[[ Material for the task, beginning ]]

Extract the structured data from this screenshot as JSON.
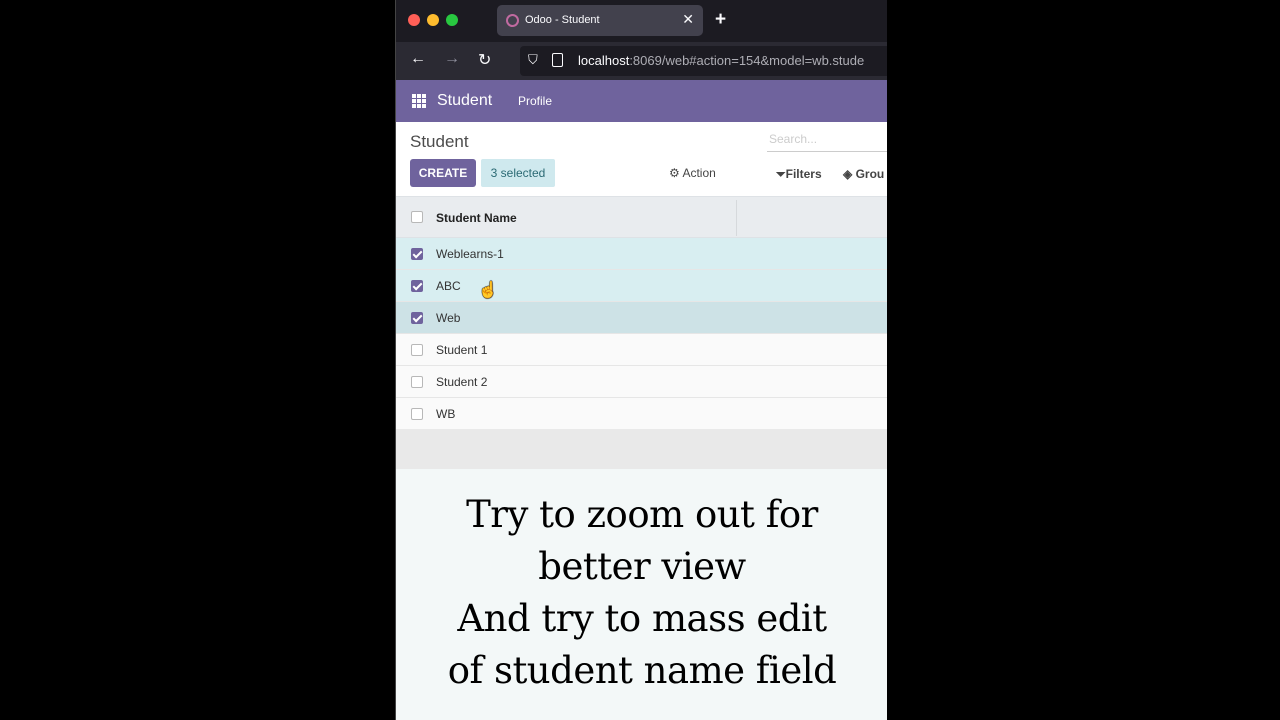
{
  "browser": {
    "tab_title": "Odoo - Student",
    "tab_close": "✕",
    "new_tab": "+",
    "url_host": "localhost",
    "url_rest": ":8069/web#action=154&model=wb.stude"
  },
  "odoo": {
    "app_name": "Student",
    "menu_profile": "Profile"
  },
  "control_panel": {
    "breadcrumb": "Student",
    "search_placeholder": "Search...",
    "create_label": "CREATE",
    "selected_label": "3 selected",
    "action_label": "Action",
    "filters_label": "Filters",
    "groupby_label": "Grou"
  },
  "list": {
    "column_header": "Student Name",
    "rows": [
      {
        "name": "Weblearns-1",
        "checked": true
      },
      {
        "name": "ABC",
        "checked": true
      },
      {
        "name": "Web",
        "checked": true
      },
      {
        "name": "Student 1",
        "checked": false
      },
      {
        "name": "Student 2",
        "checked": false
      },
      {
        "name": "WB",
        "checked": false
      }
    ]
  },
  "caption": {
    "line1": "Try to zoom out for",
    "line2": "better view",
    "line3": "And try to mass edit",
    "line4": "of student name field"
  },
  "colors": {
    "odoo_purple": "#6f639d",
    "selected_row": "#d8eef1"
  }
}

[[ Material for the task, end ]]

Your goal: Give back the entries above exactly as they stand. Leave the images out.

Task output:
Extract the structured data from this screenshot as JSON.
{
  "browser": {
    "tab_title": "Odoo - Student",
    "tab_close": "✕",
    "new_tab": "+",
    "url_host": "localhost",
    "url_rest": ":8069/web#action=154&model=wb.stude"
  },
  "odoo": {
    "app_name": "Student",
    "menu_profile": "Profile"
  },
  "control_panel": {
    "breadcrumb": "Student",
    "search_placeholder": "Search...",
    "create_label": "CREATE",
    "selected_label": "3 selected",
    "action_label": "Action",
    "filters_label": "Filters",
    "groupby_label": "Grou"
  },
  "list": {
    "column_header": "Student Name",
    "rows": [
      {
        "name": "Weblearns-1",
        "checked": true
      },
      {
        "name": "ABC",
        "checked": true
      },
      {
        "name": "Web",
        "checked": true
      },
      {
        "name": "Student 1",
        "checked": false
      },
      {
        "name": "Student 2",
        "checked": false
      },
      {
        "name": "WB",
        "checked": false
      }
    ]
  },
  "caption": {
    "line1": "Try to zoom out for",
    "line2": "better view",
    "line3": "And try to mass edit",
    "line4": "of student name field"
  },
  "colors": {
    "odoo_purple": "#6f639d",
    "selected_row": "#d8eef1"
  }
}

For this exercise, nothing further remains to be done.